The mastery of artistic skills and techniques contributes significantly to the traditional appreciation of art. Artists spend years honing their craft, whether it's photography, painting, sculpting, or drawing. CGI shifts the skill set from manual dexterity and technique to programming and algorithmic design. While these are skills in their own right, they represent a different kind of expertise that may not resonate with traditional views on artistic craftsmanship.

The emergence of CGI as a form of artistic expression is undeniable, and it brings with it a host of technological advancements and new possibilities. However, when it comes to considering CGI as individual art in the traditional sense, there are significant barriers. The lack of direct human creation, questions around originality and authorship, issues with reproducibility, emotional engagement, and the shift in required skills all contribute to the argument that CGI should not be viewed through the same lens as individual human-made art.

As technology continues to evolve, so too will our definitions and perceptions of what art can be. Perhaps a new category, one that acknowledges both the technological and creative merits of CGI, will emerge, allowing us to appreciate these digital creations in their own right, without diminishing the value of traditional, individual artistry.


Discovering Inspiration as a Photographer

April 16, 2024  •  Leave a Comment

Click here to view our Galleries In the boundless world of photography, finding a consistent source of inspiration can be as elusive as capturing the perfect shot.

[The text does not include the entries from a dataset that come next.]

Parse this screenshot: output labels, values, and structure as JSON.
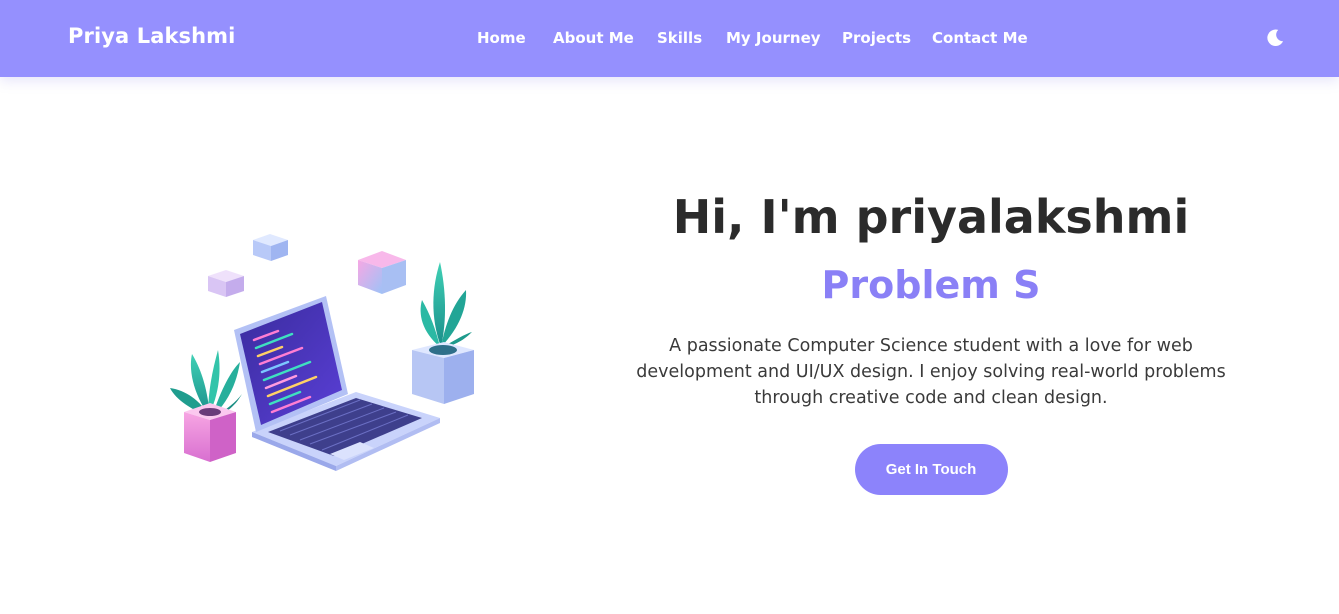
{
  "navbar": {
    "brand": "Priya Lakshmi",
    "links": [
      {
        "label": "Home"
      },
      {
        "label": "About Me"
      },
      {
        "label": "Skills"
      },
      {
        "label": "My Journey"
      },
      {
        "label": "Projects"
      },
      {
        "label": "Contact Me"
      }
    ],
    "theme_toggle_icon": "moon-icon",
    "background_color": "#9590fe"
  },
  "hero": {
    "title": "Hi, I'm priyalakshmi",
    "subtitle": "Problem S",
    "description": "A passionate Computer Science student with a love for web development and UI/UX design. I enjoy solving real-world problems through creative code and clean design.",
    "cta_label": "Get In Touch",
    "accent_color": "#8c83fb",
    "illustration": "laptop-with-plants-illustration"
  }
}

As photographers, we often embark on a perpetual quest for creativity, each of us drawing from a unique palette of influences and environments. Whether you’re a seasoned professional or an enthusiastic amateur, understanding where and how to harness inspiration is crucial to keeping your work fresh and engaging.

One of the most profound sources of inspiration for many photographers is the natural world. Nature offers an infinite canvas of colors, patterns, and light, each element capable of telling a story or evoking an emotion. From the serene landscapes at dawn to the untamed wilderness under stormy skies, nature’s diversity is endlessly inspiring. 

Contrasting the tranquility of nature, urban environments provide a bustling backdrop teeming with human interaction, architectural forms, and vibrant street art. Cities are alive with stories waiting to be told through candid street photography or architectural studies. 

Exploring different cultures and historical contexts can also serve as a significant inspiration. This can involve traveling to foreign lands or rediscovering the hidden gems within one’s locale. Capturing the essence of a culture, from its daily life to its grand ceremonies, offers a deeply enriching perspective to any photographic portfolio. 

Many photographers find inspiration by engaging with other forms of art — painting, sculpture, cinema, and literature can all ignite creative ideas and offer new visual techniques. Visiting galleries, watching films, or reading can broaden one’s aesthetic sensibilities and introduce new thematic concepts to explore through the lens. 

At its core, photography is an intensely personal endeavor that often reflects the photographer's inner world. Emotions, personal journeys, and significant life events are powerful catalysts for creativity. Engaging with one’s feelings and transforming them into visual stories can make for compelling and relatable imagery. 

Lastly, the digital age has brought about new dimensions of inspiration through technology and social media. Platforms like Instagram, Pinterest, and Flickr not only provide a space to showcase one’s work but also to discover and interact with other photographers and visual trends. 

As photographers, the journey to find inspiration is as important as the art of photography itself. Whether it’s the natural environment, bustling city scenes, cultural richness, other art forms, personal experiences, or the digital world, each source offers unique perspectives and endless possibilities for creativity. By remaining open and receptive to the world around us, we can continue to evolve our craft and tell stories that resonate and inspire.